- _EXERCISE BRIEF_
Retype each line of the listing. Do not alter anything.

- _RECORDED DATA_
━━━━━━━━━━━━━━━━━━━━

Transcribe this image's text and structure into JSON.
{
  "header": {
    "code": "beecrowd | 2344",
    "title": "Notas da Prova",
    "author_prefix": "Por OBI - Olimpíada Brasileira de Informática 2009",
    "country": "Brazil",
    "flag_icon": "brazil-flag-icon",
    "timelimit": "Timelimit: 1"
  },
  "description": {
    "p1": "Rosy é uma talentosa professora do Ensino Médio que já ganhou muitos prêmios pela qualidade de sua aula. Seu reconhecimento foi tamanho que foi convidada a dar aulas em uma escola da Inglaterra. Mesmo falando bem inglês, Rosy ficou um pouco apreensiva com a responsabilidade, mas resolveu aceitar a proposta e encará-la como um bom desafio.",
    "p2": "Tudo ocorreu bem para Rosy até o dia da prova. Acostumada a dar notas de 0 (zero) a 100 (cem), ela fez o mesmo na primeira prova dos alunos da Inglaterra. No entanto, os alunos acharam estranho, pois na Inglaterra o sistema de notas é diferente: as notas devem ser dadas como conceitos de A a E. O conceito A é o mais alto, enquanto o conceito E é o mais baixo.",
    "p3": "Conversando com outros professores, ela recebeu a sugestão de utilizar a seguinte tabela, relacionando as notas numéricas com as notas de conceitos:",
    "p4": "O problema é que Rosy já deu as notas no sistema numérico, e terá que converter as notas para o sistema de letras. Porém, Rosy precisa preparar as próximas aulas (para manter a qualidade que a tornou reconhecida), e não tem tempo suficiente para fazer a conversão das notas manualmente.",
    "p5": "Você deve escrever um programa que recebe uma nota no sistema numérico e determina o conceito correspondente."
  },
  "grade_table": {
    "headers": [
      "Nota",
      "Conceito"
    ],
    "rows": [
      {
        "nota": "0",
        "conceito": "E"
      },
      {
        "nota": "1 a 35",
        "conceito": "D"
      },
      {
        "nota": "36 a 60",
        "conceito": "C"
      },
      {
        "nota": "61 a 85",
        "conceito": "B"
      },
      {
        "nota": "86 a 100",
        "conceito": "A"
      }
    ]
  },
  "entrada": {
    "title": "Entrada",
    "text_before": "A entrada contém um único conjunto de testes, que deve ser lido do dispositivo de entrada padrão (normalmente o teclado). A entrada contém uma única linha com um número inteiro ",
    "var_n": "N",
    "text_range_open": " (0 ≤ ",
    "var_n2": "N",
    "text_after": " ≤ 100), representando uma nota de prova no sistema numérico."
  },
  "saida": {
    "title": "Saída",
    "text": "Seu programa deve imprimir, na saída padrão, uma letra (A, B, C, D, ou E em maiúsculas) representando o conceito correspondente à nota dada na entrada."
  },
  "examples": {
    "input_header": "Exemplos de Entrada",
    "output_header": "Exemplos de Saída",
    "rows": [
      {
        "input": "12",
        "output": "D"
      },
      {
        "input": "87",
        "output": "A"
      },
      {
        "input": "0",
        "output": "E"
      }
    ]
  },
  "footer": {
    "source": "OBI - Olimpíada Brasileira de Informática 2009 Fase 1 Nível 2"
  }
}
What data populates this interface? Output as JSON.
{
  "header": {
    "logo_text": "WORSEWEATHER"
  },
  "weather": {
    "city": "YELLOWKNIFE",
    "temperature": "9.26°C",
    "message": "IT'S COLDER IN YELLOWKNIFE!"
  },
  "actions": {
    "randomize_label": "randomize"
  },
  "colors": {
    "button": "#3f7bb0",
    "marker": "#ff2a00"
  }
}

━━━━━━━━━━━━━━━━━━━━

- _OUTPUT OF THE EXERCISE_
Transcribe this image's text and structure into JSON.
{
  "header": {
    "code": "beecrowd | 2344",
    "title": "Notas da Prova",
    "author_prefix": "Por OBI - Olimpíada Brasileira de Informática 2009",
    "country": "Brazil",
    "flag_icon": "brazil-flag-icon",
    "timelimit": "Timelimit: 1"
  },
  "description": {
    "p1": "Rosy é uma talentosa professora do Ensino Médio que já ganhou muitos prêmios pela qualidade de sua aula. Seu reconhecimento foi tamanho que foi convidada a dar aulas em uma escola da Inglaterra. Mesmo falando bem inglês, Rosy ficou um pouco apreensiva com a responsabilidade, mas resolveu aceitar a proposta e encará-la como um bom desafio.",
    "p2": "Tudo ocorreu bem para Rosy até o dia da prova. Acostumada a dar notas de 0 (zero) a 100 (cem), ela fez o mesmo na primeira prova dos alunos da Inglaterra. No entanto, os alunos acharam estranho, pois na Inglaterra o sistema de notas é diferente: as notas devem ser dadas como conceitos de A a E. O conceito A é o mais alto, enquanto o conceito E é o mais baixo.",
    "p3": "Conversando com outros professores, ela recebeu a sugestão de utilizar a seguinte tabela, relacionando as notas numéricas com as notas de conceitos:",
    "p4": "O problema é que Rosy já deu as notas no sistema numérico, e terá que converter as notas para o sistema de letras. Porém, Rosy precisa preparar as próximas aulas (para manter a qualidade que a tornou reconhecida), e não tem tempo suficiente para fazer a conversão das notas manualmente.",
    "p5": "Você deve escrever um programa que recebe uma nota no sistema numérico e determina o conceito correspondente."
  },
  "grade_table": {
    "headers": [
      "Nota",
      "Conceito"
    ],
    "rows": [
      {
        "nota": "0",
        "conceito": "E"
      },
      {
        "nota": "1 a 35",
        "conceito": "D"
      },
      {
        "nota": "36 a 60",
        "conceito": "C"
      },
      {
        "nota": "61 a 85",
        "conceito": "B"
      },
      {
        "nota": "86 a 100",
        "conceito": "A"
      }
    ]
  },
  "entrada": {
    "title": "Entrada",
    "text_before": "A entrada contém um único conjunto de testes, que deve ser lido do dispositivo de entrada padrão (normalmente o teclado). A entrada contém uma única linha com um número inteiro ",
    "var_n": "N",
    "text_range_open": " (0 ≤ ",
    "var_n2": "N",
    "text_after": " ≤ 100), representando uma nota de prova no sistema numérico."
  },
  "saida": {
    "title": "Saída",
    "text": "Seu programa deve imprimir, na saída padrão, uma letra (A, B, C, D, ou E em maiúsculas) representando o conceito correspondente à nota dada na entrada."
  },
  "examples": {
    "input_header": "Exemplos de Entrada",
    "output_header": "Exemplos de Saída",
    "rows": [
      {
        "input": "12",
        "output": "D"
      },
      {
        "input": "87",
        "output": "A"
      },
      {
        "input": "0",
        "output": "E"
      }
    ]
  },
  "footer": {
    "source": "OBI - Olimpíada Brasileira de Informática 2009 Fase 1 Nível 2"
  }
}
What data populates this interface? Output as JSON.
{
  "header": {
    "logo_text": "WORSEWEATHER"
  },
  "weather": {
    "city": "YELLOWKNIFE",
    "temperature": "9.26°C",
    "message": "IT'S COLDER IN YELLOWKNIFE!"
  },
  "actions": {
    "randomize_label": "randomize"
  },
  "colors": {
    "button": "#3f7bb0",
    "marker": "#ff2a00"
  }
}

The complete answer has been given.